A person with BPD is also at an increased risk for being diagnosed with other psychological disorders. These include bipolar disorder with bipolar depression and periods of mania, as well as major depression. Anxiety disorders, such as generalized anxiety or obsessive compulsive disorder, are also possible in someone with BPD. Some people with BPD may also struggle with eating disorders.

Causes and Risk Factors

Borderline personality disorder causes are not fully understood, but there is evidence that abnormalities in the structure of the brain and in the neurotransmitters that act in the brain may be related to how the condition develops and the symptoms it produces. There may also be triggering factors that play a role in the development of BPD, such as trauma experienced during childhood.

There are some known risk factors for BPD as well. These are factors or conditions that make it more likely, although not guaranteed, that someone will be diagnosed with borderline personality disorder. These include a family history of the condition, traumatic experiences or extreme stress, and a natural tendency to be impulsive, angry, or aggressive.

Managing and Treating Borderline Personality Disorder

The main strategy used for treating and managing borderline personality disorder symptoms is therapy. Several different types of therapy may be used depending on how each individual responds. These include cognitive behavioral therapy, schema-focused therapy, Systems Training for Emotional Predictability and Problem Solving, and dialectical behavior therapy (DBT).

While any type of therapy has the potential to help a patient manage moods and emotions, DBT was developed specifically for patients with BPD. It is considered an effective and evidence-based approach to helping patients manage symptoms and live a more normal life. A therapist uses DBT to help a patient achieve symptom management by:
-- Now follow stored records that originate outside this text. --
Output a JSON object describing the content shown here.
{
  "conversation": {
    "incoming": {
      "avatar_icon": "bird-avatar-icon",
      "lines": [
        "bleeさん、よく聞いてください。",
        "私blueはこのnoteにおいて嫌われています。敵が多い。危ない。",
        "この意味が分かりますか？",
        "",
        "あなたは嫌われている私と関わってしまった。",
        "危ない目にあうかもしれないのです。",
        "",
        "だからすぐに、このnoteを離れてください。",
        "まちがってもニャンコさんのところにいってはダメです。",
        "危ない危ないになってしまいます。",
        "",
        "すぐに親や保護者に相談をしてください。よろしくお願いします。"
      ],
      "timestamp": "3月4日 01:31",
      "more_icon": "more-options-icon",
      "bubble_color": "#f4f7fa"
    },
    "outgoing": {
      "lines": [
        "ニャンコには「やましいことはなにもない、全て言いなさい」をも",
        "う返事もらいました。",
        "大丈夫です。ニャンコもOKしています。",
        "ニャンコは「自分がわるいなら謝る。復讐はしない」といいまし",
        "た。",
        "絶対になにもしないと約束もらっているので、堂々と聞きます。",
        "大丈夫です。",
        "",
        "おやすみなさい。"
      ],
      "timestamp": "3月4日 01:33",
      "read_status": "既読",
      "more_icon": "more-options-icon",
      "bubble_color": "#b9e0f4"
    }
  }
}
  • Regulating and controlling strong emotions
  • Using mindfulness techniques, such meditation and other self-soothing strategies
  • Reducing self-destructive behaviors
  • Improving relationships with others
  • Developing stress tolerance
  • Balancing acceptance of symptoms and the need to change behaviors

Borderline personality medications do not exist specifically, but there are drugs that may help a patient struggling with the symptoms of BPD or co-occurring conditions. For instance, antidepressants or anti-anxiety medications can help relieve some of the troubling emotions that come with BPD, while mood stabilizers may help to even out mood swings. For someone experiencing the symptoms of psychosis, like those seen in paranoid schizophrenia, antipsychotic medications may be useful. No single medication can treat every patient with BPD and for many, medications won’t help at all. This is why sticking with therapy is so important.

The Importance of Family Involvement in Managing BPD

Another evidence-based management strategy for BPD treatment is called family psychoeducation. This refers to involving the family of the patient, not so much in therapy but in learning more about how to create a supportive and healing environment for the patient. The family also learns how to set boundaries with their loved one and how to take care of themselves and manage stress. Having healthy relationships with others is one of the biggest challenges of living with BPD, and when family or friends don’t understand the condition and how it makes the patient feel, those relationships become even more challenging.

Family psychoeducation gives a patient’s loved ones the knowledge and the tools needed to provide useful and effective support. Research has found that when the family is involved in this way, learning more about the condition and developing strategies for coping with stress and maintaining relationships with the patient, outcomes are better for everyone, including the patient with BPD.

Borderline personality disorder is a very serious mental health condition. It is disruptive to living a normal life, holding down a job, and having healthy and stable relationships. As a chronic mental illness there is no known cure for BPD, but it is a treatable, manageable condition. It is crucial to get a professional diagnosis from a psychiatrist, to be part of developing a treatment plan, to get effective therapy, and to stick with it along with the support of family in order to be able to manage symptoms and live a more normal life.